▶ _Data supplied_:
:::::

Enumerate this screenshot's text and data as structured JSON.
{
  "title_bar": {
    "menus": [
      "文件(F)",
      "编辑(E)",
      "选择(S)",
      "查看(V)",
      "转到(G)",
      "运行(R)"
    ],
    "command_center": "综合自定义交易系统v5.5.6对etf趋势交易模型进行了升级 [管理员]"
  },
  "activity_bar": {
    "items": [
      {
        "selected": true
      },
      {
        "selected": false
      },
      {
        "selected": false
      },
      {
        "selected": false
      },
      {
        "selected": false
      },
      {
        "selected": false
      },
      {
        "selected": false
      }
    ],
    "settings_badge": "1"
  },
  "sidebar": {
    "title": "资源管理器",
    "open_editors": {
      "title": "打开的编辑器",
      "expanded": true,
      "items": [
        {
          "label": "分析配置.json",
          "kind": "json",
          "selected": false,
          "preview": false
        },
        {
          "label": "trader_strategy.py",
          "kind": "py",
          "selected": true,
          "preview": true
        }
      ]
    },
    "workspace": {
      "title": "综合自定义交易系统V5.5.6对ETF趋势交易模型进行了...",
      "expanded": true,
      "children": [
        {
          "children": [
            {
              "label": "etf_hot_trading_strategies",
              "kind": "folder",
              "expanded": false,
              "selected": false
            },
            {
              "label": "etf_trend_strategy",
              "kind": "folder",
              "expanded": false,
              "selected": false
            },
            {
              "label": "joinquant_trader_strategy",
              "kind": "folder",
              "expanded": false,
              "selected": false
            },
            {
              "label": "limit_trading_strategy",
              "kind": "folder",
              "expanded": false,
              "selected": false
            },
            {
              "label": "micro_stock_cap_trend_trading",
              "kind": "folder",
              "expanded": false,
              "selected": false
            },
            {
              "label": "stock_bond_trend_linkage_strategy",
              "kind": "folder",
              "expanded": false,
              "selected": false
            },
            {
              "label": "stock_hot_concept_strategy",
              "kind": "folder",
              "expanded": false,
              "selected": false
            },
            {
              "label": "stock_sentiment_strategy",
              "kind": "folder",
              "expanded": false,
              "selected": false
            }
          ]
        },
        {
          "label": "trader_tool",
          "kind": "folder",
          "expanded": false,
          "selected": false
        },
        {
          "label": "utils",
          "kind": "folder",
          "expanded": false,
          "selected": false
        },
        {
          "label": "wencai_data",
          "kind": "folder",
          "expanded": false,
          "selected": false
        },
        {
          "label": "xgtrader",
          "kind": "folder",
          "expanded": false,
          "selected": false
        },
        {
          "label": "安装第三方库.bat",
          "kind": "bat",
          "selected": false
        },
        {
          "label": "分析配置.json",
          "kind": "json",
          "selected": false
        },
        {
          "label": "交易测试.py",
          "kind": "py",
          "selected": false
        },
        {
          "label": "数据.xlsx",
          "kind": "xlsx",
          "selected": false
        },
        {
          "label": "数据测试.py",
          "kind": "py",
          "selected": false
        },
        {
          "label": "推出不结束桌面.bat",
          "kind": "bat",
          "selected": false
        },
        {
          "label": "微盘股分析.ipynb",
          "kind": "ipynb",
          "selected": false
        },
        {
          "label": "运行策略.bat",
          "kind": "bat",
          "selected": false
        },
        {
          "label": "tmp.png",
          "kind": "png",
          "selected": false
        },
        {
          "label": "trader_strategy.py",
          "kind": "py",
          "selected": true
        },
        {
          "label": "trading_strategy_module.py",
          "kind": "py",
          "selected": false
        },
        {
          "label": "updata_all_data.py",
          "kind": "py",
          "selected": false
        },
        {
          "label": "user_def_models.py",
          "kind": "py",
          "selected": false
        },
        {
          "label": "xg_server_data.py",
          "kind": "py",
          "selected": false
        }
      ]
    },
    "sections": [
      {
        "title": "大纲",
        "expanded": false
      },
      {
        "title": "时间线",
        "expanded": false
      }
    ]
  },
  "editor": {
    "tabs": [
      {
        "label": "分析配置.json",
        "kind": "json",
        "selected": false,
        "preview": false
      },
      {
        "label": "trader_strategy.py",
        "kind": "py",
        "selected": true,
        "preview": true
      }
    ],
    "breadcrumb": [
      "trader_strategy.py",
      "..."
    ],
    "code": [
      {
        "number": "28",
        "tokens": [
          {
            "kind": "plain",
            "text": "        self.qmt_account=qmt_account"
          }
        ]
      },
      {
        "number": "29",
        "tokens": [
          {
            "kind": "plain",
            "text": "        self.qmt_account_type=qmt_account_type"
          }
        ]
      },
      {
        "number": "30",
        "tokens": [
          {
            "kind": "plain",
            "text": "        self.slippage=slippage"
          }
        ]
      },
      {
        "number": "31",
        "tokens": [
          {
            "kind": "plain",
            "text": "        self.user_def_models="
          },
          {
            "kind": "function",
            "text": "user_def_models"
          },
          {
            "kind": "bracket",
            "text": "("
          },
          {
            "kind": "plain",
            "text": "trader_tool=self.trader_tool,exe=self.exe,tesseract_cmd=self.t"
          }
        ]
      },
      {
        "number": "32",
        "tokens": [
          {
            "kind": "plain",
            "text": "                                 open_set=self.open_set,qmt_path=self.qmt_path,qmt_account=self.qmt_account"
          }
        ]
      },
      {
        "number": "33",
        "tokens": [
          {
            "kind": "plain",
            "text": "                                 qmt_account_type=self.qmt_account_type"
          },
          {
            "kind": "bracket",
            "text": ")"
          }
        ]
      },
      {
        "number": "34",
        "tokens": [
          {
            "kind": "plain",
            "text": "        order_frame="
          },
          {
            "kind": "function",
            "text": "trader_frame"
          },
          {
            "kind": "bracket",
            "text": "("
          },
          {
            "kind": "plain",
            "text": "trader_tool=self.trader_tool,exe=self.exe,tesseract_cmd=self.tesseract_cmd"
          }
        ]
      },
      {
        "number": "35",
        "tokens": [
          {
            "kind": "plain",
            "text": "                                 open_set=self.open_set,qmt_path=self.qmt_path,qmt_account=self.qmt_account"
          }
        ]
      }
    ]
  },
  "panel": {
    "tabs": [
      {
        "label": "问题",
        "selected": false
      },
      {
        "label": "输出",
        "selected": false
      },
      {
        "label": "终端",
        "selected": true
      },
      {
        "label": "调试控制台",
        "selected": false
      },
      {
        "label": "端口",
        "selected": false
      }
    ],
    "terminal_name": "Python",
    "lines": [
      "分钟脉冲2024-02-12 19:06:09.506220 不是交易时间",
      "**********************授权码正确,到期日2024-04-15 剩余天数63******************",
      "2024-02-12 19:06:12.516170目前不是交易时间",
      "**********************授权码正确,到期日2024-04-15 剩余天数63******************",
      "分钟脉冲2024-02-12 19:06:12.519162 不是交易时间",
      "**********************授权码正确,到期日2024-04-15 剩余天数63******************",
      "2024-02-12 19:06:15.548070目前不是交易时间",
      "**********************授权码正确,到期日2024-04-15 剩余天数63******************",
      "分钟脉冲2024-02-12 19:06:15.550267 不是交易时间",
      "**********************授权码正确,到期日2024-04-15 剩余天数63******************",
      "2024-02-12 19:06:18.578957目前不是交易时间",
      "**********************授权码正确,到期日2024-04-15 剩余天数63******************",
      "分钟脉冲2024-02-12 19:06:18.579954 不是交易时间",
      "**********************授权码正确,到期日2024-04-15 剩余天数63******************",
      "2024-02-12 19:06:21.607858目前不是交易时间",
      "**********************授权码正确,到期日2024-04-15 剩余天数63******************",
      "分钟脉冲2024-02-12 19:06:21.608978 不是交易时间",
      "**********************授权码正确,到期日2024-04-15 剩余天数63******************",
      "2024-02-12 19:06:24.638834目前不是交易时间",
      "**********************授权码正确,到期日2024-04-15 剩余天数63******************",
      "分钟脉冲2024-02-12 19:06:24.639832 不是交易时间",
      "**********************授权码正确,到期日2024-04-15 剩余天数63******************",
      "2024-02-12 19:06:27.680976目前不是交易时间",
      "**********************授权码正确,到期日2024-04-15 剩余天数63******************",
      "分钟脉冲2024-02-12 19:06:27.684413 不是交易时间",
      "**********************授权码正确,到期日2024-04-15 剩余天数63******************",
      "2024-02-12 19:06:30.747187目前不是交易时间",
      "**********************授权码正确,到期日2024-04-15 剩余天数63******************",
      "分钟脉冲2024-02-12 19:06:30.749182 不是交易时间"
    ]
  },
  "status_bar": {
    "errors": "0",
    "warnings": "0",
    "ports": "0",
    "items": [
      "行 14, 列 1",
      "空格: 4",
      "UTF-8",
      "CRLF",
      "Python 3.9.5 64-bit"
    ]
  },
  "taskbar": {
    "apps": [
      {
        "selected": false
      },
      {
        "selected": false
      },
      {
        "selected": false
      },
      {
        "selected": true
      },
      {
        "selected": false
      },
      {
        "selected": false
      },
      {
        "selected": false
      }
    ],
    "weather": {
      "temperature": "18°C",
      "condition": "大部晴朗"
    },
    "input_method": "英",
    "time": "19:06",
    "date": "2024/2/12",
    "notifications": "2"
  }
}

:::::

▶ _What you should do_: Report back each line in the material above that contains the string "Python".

▶ _Final answer_:
    "terminal_name": "Python",
      "Python 3.9.5 64-bit"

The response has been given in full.